### Activity
Word for word, restate the records that come after this.

### Given entries
[Start of Attachment]

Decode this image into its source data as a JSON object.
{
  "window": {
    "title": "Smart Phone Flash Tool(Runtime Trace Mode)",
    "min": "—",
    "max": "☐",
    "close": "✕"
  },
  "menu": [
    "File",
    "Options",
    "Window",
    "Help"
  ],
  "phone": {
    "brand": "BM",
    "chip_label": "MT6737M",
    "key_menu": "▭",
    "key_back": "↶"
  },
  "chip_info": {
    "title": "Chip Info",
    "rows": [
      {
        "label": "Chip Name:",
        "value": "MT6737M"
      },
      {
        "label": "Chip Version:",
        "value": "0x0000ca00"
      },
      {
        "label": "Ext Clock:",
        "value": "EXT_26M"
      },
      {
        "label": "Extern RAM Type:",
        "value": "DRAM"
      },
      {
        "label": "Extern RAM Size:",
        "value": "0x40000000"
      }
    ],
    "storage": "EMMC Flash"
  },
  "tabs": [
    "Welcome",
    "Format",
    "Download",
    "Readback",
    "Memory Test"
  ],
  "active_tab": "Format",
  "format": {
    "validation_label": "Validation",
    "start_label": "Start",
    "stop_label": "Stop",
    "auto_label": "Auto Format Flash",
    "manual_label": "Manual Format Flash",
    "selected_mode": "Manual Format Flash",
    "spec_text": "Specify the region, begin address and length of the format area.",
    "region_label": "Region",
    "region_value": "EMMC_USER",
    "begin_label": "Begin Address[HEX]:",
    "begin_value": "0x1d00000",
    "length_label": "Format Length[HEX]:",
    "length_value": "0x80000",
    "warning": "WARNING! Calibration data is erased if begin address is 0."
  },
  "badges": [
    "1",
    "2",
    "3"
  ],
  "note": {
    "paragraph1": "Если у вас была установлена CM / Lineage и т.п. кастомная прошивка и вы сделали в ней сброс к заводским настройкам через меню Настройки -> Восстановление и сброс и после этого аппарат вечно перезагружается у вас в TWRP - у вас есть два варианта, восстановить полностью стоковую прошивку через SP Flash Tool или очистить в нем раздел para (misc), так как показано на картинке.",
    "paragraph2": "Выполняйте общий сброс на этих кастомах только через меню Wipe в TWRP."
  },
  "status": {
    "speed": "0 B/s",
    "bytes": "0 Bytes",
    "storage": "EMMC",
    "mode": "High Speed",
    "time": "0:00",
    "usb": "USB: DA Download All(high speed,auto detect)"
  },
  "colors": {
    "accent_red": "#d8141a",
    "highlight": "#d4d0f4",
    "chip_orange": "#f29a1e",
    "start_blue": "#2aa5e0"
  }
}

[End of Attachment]

### Result for this exercise
Decode this image into its source data as a JSON object.
{
  "window": {
    "title": "Smart Phone Flash Tool(Runtime Trace Mode)",
    "min": "—",
    "max": "☐",
    "close": "✕"
  },
  "menu": [
    "File",
    "Options",
    "Window",
    "Help"
  ],
  "phone": {
    "brand": "BM",
    "chip_label": "MT6737M",
    "key_menu": "▭",
    "key_back": "↶"
  },
  "chip_info": {
    "title": "Chip Info",
    "rows": [
      {
        "label": "Chip Name:",
        "value": "MT6737M"
      },
      {
        "label": "Chip Version:",
        "value": "0x0000ca00"
      },
      {
        "label": "Ext Clock:",
        "value": "EXT_26M"
      },
      {
        "label": "Extern RAM Type:",
        "value": "DRAM"
      },
      {
        "label": "Extern RAM Size:",
        "value": "0x40000000"
      }
    ],
    "storage": "EMMC Flash"
  },
  "tabs": [
    "Welcome",
    "Format",
    "Download",
    "Readback",
    "Memory Test"
  ],
  "active_tab": "Format",
  "format": {
    "validation_label": "Validation",
    "start_label": "Start",
    "stop_label": "Stop",
    "auto_label": "Auto Format Flash",
    "manual_label": "Manual Format Flash",
    "selected_mode": "Manual Format Flash",
    "spec_text": "Specify the region, begin address and length of the format area.",
    "region_label": "Region",
    "region_value": "EMMC_USER",
    "begin_label": "Begin Address[HEX]:",
    "begin_value": "0x1d00000",
    "length_label": "Format Length[HEX]:",
    "length_value": "0x80000",
    "warning": "WARNING! Calibration data is erased if begin address is 0."
  },
  "badges": [
    "1",
    "2",
    "3"
  ],
  "note": {
    "paragraph1": "Если у вас была установлена CM / Lineage и т.п. кастомная прошивка и вы сделали в ней сброс к заводским настройкам через меню Настройки -> Восстановление и сброс и после этого аппарат вечно перезагружается у вас в TWRP - у вас есть два варианта, восстановить полностью стоковую прошивку через SP Flash Tool или очистить в нем раздел para (misc), так как показано на картинке.",
    "paragraph2": "Выполняйте общий сброс на этих кастомах только через меню Wipe в TWRP."
  },
  "status": {
    "speed": "0 B/s",
    "bytes": "0 Bytes",
    "storage": "EMMC",
    "mode": "High Speed",
    "time": "0:00",
    "usb": "USB: DA Download All(high speed,auto detect)"
  },
  "colors": {
    "accent_red": "#d8141a",
    "highlight": "#d4d0f4",
    "chip_orange": "#f29a1e",
    "start_blue": "#2aa5e0"
  }
}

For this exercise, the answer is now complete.